- _Task goal_
Determine the number of lines of the records below that include "Microsoft". Respond with the number and no other text.

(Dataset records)
* * *

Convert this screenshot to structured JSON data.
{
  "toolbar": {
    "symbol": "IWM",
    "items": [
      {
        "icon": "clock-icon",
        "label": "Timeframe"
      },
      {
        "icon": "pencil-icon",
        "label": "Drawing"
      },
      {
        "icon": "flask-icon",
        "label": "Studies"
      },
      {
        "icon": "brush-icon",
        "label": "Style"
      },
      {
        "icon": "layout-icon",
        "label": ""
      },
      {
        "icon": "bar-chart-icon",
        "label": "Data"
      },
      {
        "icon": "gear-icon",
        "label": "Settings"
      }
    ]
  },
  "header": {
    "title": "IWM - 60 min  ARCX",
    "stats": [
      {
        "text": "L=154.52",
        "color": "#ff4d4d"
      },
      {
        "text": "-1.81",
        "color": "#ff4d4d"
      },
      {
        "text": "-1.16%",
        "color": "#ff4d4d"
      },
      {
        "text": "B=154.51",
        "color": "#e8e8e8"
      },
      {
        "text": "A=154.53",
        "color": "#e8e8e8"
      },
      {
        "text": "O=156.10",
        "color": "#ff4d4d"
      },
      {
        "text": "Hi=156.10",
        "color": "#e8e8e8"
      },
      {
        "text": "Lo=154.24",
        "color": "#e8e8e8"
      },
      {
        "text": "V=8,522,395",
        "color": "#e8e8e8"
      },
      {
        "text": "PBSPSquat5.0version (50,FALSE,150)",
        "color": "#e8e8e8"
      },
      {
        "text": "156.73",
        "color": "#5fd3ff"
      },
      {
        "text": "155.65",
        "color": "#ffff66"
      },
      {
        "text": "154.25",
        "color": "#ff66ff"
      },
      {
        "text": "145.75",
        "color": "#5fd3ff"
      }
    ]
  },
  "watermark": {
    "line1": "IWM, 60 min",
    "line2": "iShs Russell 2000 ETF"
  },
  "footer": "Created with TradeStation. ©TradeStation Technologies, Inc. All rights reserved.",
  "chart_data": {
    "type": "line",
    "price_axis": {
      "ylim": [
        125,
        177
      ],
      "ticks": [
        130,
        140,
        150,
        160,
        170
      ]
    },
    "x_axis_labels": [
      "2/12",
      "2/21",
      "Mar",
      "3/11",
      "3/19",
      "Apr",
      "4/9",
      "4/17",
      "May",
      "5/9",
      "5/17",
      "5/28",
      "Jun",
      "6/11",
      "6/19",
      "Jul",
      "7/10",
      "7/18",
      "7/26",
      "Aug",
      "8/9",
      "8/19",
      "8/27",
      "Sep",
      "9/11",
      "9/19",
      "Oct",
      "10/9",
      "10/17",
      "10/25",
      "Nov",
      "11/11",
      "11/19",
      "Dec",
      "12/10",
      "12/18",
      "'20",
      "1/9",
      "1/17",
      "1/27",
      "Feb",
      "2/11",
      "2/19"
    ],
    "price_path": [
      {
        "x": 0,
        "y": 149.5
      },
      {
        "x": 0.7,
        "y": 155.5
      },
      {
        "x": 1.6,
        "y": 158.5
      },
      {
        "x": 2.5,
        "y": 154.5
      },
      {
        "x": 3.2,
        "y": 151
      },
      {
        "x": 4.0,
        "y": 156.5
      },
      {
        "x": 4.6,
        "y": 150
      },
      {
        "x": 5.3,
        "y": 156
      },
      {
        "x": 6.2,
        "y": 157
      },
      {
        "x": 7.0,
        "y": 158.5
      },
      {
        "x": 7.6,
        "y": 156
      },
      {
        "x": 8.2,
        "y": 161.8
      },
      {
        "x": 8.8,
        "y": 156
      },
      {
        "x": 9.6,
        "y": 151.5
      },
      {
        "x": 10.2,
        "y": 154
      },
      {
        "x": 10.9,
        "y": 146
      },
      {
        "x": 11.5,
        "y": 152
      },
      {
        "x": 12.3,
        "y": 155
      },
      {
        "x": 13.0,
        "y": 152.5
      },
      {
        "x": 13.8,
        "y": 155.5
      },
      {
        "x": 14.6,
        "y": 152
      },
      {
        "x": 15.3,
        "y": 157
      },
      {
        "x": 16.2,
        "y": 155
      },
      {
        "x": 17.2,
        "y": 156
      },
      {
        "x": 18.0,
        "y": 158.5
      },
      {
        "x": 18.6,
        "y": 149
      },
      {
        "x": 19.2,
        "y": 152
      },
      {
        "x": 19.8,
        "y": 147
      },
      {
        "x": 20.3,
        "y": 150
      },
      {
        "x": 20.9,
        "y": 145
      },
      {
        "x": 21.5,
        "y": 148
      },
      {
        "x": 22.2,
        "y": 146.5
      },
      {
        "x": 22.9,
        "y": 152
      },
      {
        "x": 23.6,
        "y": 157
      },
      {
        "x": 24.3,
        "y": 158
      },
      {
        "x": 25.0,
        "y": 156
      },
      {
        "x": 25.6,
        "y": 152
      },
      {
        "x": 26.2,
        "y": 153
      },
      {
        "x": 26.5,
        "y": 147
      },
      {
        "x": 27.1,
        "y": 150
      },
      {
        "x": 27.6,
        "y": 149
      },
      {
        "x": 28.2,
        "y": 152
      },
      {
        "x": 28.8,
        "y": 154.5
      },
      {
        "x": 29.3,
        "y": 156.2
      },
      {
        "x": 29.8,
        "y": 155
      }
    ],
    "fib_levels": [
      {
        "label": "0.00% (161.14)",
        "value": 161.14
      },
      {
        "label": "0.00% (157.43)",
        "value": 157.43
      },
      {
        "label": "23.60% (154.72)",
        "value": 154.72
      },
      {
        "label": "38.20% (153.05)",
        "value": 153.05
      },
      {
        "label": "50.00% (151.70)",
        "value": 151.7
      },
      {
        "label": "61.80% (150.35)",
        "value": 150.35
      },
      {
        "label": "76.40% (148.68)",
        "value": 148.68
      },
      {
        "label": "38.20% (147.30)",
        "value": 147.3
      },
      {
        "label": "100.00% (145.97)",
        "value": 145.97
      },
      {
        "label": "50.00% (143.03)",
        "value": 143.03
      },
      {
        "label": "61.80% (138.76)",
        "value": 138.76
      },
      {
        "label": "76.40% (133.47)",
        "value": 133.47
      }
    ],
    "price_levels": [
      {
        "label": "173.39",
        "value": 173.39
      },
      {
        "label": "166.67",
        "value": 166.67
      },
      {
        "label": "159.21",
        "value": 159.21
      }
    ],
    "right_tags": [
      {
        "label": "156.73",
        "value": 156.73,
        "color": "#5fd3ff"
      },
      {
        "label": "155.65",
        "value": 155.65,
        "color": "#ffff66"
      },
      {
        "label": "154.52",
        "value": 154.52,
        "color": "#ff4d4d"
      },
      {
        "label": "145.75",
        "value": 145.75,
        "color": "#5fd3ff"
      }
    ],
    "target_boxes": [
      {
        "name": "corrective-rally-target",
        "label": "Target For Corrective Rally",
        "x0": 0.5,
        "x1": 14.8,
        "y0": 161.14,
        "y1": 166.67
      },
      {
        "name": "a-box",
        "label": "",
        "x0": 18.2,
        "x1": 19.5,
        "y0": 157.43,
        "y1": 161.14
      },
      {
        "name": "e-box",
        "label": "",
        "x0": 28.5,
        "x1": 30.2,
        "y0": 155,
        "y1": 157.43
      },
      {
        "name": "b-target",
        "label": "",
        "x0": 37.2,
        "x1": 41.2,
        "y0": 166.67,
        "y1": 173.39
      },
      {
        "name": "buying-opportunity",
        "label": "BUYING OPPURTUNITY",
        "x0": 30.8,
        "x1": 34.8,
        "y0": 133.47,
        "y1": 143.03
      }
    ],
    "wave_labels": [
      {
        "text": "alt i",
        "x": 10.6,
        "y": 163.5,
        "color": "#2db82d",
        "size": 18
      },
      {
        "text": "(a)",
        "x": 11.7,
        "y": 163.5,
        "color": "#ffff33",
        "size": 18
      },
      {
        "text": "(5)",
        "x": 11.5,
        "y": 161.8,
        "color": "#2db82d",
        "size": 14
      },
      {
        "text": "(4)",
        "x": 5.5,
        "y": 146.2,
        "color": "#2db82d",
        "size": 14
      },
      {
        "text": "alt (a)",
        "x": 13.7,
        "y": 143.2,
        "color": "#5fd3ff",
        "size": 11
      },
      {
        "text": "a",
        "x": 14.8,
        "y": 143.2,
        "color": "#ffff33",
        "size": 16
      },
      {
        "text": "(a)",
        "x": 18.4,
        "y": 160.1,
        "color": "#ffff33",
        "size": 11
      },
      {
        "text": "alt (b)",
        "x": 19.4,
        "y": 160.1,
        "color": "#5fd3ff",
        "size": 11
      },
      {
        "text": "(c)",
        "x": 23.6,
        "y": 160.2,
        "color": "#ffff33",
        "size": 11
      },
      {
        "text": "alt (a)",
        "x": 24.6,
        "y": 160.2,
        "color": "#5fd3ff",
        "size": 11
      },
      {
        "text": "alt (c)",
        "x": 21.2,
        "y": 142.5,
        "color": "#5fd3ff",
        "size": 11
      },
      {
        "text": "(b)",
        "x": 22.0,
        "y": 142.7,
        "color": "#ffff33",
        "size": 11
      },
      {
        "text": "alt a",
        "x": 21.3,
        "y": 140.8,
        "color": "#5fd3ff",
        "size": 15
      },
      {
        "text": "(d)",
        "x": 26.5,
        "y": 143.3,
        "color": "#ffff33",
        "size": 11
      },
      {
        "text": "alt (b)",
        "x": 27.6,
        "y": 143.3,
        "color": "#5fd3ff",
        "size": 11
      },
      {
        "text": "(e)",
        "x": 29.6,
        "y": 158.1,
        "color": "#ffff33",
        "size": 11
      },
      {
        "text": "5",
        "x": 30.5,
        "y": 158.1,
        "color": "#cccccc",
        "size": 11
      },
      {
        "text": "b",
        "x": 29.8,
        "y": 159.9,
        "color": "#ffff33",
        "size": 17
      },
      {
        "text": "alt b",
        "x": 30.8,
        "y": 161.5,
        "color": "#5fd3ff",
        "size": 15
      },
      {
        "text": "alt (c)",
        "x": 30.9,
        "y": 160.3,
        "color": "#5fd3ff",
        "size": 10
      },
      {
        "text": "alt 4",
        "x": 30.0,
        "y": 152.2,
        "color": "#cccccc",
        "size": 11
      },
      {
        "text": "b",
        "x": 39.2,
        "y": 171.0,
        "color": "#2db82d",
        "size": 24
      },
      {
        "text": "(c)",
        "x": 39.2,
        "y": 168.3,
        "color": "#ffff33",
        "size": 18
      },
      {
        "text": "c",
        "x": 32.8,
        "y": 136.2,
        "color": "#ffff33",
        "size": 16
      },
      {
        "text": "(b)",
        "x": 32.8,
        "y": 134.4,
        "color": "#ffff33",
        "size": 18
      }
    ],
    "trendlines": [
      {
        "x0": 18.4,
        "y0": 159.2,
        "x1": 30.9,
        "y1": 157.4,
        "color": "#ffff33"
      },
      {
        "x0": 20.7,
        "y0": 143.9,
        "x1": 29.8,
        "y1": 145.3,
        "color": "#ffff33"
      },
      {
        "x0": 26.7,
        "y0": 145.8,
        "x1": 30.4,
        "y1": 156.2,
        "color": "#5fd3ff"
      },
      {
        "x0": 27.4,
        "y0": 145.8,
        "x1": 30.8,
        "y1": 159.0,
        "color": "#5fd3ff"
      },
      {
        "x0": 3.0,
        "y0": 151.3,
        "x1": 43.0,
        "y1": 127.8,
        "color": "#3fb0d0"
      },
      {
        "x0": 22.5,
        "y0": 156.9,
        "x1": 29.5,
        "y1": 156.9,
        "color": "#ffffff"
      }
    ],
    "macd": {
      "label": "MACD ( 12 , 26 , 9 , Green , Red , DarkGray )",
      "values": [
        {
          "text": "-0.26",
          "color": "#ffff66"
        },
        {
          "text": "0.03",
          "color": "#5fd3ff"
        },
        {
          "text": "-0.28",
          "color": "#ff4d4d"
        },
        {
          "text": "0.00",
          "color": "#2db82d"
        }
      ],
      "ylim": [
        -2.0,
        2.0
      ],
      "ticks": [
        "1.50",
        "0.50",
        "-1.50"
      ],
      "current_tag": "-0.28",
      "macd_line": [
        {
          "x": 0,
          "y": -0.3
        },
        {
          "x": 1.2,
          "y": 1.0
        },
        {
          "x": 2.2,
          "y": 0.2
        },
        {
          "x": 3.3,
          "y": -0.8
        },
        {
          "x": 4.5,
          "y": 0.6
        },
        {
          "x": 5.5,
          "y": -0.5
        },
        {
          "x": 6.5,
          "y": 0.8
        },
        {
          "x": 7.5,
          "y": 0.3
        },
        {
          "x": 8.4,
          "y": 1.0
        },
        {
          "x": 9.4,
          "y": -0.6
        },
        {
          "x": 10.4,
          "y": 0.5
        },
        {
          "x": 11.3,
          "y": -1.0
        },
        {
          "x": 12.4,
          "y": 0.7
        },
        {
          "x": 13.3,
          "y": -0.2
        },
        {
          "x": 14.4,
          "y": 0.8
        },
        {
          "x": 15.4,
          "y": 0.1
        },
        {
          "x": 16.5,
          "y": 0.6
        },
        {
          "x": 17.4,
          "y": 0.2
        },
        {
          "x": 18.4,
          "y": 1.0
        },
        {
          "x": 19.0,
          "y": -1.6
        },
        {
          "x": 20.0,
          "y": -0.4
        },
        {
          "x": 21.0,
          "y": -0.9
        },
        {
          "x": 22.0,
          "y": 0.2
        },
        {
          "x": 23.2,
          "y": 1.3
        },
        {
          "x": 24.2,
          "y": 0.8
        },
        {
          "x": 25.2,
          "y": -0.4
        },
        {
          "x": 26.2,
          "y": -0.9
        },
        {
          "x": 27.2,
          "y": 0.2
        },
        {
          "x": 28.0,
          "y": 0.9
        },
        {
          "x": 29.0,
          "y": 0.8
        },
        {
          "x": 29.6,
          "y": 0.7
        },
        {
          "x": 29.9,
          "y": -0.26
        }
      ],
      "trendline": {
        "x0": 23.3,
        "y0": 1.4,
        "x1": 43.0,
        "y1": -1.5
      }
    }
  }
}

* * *

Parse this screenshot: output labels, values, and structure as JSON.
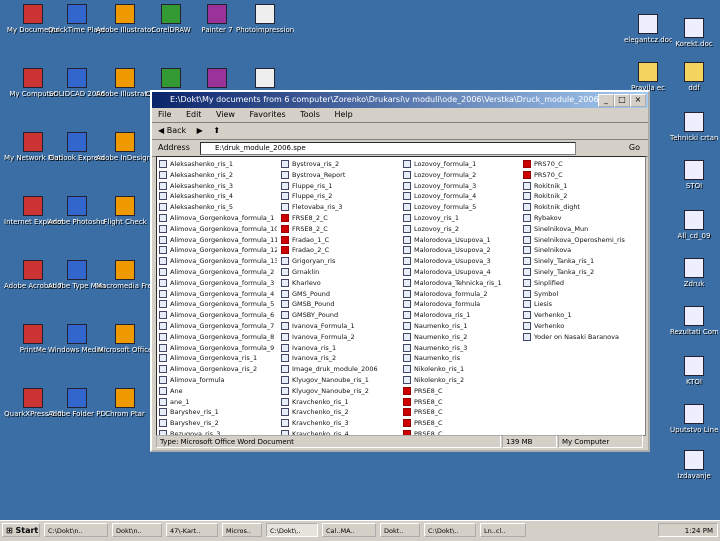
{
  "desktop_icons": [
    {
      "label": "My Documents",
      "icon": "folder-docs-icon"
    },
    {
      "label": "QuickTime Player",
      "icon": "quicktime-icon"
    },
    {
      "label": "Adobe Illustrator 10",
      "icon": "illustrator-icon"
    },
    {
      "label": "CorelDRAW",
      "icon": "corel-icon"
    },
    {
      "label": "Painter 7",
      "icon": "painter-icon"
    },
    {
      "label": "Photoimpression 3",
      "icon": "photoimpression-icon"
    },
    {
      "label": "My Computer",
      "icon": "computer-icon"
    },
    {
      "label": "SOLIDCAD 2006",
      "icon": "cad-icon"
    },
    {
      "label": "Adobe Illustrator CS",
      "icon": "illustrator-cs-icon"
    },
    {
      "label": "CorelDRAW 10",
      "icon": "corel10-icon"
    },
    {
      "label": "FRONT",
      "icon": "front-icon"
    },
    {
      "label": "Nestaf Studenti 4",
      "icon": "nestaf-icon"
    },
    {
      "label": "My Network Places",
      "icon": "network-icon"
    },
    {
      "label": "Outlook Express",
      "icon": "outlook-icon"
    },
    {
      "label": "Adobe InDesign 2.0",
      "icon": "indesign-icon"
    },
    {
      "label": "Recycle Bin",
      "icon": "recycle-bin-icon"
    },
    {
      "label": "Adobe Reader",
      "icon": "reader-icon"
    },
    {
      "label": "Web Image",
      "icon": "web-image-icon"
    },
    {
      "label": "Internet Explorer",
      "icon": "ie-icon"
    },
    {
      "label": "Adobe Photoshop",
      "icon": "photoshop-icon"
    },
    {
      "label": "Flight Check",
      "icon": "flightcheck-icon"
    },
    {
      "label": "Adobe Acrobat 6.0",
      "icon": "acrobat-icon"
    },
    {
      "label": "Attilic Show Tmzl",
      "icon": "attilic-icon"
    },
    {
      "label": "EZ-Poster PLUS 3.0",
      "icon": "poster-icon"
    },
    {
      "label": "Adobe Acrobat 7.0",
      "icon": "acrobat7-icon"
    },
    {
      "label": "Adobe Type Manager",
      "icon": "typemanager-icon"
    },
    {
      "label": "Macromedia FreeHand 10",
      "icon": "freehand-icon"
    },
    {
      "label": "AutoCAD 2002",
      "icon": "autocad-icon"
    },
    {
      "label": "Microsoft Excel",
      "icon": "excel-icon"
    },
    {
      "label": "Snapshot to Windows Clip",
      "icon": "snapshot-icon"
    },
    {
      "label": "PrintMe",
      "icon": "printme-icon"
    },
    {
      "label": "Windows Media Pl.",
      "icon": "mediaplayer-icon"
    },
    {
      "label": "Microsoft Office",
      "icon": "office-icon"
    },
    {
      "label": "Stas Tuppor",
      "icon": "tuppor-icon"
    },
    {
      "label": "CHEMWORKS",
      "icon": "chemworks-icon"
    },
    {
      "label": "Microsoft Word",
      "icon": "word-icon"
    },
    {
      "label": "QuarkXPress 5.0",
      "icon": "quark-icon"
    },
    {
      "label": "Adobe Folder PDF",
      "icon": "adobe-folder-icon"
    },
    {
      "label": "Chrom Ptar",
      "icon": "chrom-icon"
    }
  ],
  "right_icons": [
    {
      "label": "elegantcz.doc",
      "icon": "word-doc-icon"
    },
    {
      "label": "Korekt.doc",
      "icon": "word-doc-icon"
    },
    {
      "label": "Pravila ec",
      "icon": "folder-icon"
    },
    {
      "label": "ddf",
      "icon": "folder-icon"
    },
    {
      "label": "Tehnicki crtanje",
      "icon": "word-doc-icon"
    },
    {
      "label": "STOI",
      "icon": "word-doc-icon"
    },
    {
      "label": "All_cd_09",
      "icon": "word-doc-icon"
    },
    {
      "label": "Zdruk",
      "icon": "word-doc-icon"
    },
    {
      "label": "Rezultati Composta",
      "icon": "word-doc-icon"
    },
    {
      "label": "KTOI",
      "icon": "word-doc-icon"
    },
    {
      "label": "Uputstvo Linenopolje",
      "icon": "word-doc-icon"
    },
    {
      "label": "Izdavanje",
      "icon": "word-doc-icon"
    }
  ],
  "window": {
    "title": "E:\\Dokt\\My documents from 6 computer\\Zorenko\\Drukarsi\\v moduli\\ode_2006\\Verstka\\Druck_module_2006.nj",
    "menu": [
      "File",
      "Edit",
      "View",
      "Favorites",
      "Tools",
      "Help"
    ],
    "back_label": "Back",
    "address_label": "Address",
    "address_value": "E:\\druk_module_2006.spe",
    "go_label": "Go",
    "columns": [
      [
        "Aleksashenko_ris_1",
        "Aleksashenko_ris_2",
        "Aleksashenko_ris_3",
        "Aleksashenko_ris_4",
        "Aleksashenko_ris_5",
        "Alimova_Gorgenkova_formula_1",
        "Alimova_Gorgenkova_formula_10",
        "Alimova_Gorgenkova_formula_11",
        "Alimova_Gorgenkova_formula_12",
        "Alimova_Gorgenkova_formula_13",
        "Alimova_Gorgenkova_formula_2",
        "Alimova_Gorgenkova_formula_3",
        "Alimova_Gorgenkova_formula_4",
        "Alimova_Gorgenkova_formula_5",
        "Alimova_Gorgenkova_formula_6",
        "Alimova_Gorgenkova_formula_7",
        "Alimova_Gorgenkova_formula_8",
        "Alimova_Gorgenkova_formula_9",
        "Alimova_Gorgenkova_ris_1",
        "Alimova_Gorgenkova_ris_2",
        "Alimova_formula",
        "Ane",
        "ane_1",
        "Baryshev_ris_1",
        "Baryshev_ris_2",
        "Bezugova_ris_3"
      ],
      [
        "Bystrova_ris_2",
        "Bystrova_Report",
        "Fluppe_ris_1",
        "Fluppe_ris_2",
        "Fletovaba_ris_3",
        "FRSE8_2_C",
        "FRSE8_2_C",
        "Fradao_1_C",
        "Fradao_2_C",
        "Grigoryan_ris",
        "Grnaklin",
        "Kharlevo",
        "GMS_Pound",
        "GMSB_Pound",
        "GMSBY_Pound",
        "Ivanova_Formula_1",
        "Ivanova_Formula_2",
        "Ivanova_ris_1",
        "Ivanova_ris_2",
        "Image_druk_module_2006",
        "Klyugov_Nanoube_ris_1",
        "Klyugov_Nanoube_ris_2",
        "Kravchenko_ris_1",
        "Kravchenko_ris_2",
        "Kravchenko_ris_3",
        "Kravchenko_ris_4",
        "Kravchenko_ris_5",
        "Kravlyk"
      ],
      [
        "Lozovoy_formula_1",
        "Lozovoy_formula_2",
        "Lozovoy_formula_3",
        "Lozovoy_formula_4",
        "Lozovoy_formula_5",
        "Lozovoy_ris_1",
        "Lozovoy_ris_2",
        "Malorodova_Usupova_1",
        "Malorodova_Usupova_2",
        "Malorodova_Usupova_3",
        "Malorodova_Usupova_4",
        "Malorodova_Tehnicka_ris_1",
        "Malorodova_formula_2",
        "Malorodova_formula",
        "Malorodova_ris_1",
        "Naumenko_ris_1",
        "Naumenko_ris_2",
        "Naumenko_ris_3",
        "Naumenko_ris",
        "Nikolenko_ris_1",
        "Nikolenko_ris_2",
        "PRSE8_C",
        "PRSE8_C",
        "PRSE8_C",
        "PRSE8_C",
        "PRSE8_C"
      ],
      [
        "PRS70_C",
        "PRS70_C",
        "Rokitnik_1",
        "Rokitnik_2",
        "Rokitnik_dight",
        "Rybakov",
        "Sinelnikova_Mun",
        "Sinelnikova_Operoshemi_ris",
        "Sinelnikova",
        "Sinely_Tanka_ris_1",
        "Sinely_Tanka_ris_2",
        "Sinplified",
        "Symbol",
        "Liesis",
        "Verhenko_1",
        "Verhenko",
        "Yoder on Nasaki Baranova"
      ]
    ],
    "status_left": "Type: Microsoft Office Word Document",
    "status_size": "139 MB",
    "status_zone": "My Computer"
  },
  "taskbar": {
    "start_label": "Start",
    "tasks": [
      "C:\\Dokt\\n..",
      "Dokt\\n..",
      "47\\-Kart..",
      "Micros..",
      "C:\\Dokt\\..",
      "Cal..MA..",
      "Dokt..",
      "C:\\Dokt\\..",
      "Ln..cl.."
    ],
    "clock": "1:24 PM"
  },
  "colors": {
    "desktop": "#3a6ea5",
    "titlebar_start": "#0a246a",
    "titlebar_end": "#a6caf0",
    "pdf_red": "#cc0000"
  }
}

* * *

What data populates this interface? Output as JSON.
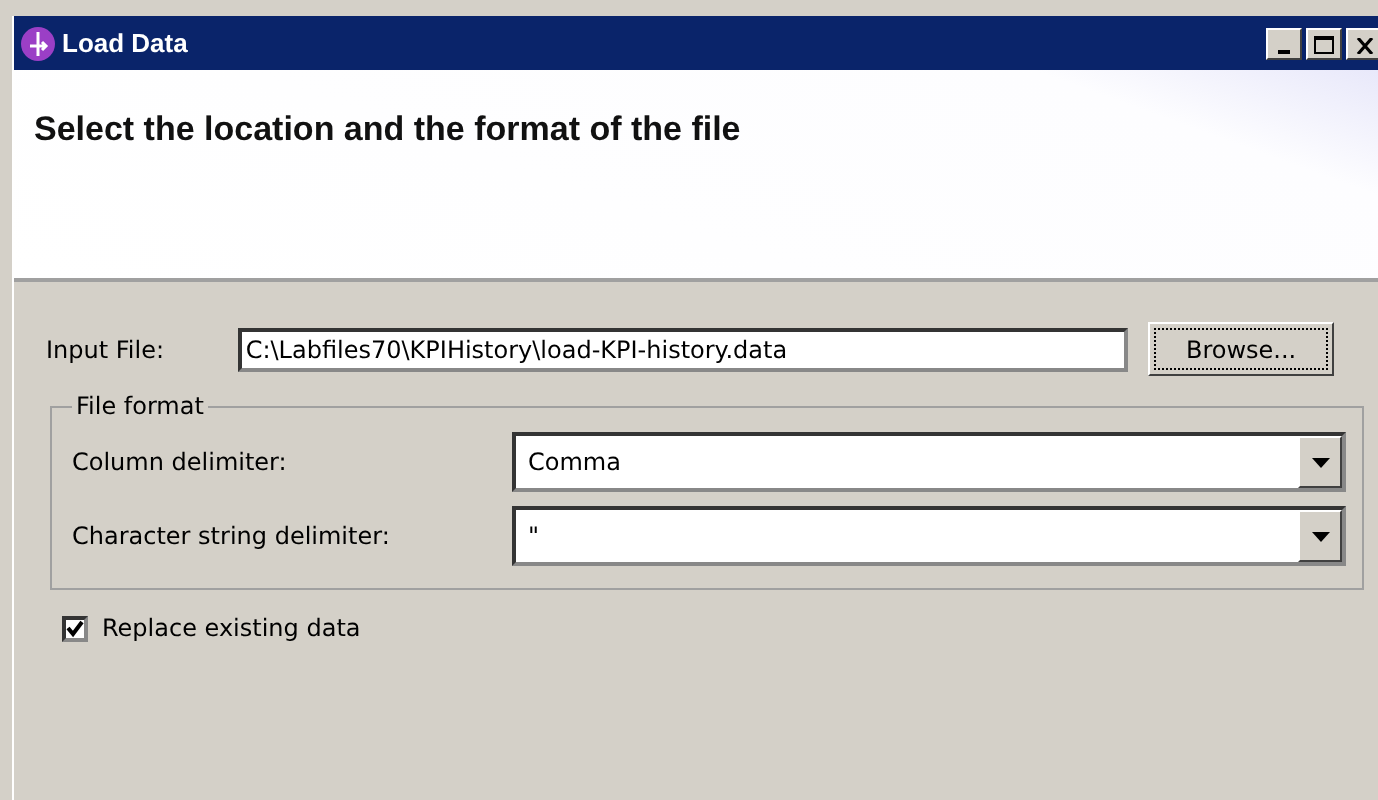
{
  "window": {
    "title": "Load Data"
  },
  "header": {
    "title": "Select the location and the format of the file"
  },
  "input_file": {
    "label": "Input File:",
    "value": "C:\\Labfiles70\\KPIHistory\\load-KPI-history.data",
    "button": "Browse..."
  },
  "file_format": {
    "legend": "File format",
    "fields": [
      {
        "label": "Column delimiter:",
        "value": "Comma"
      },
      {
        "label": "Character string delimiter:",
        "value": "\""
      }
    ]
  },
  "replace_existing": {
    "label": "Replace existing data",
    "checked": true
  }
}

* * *

- _Answer section_
4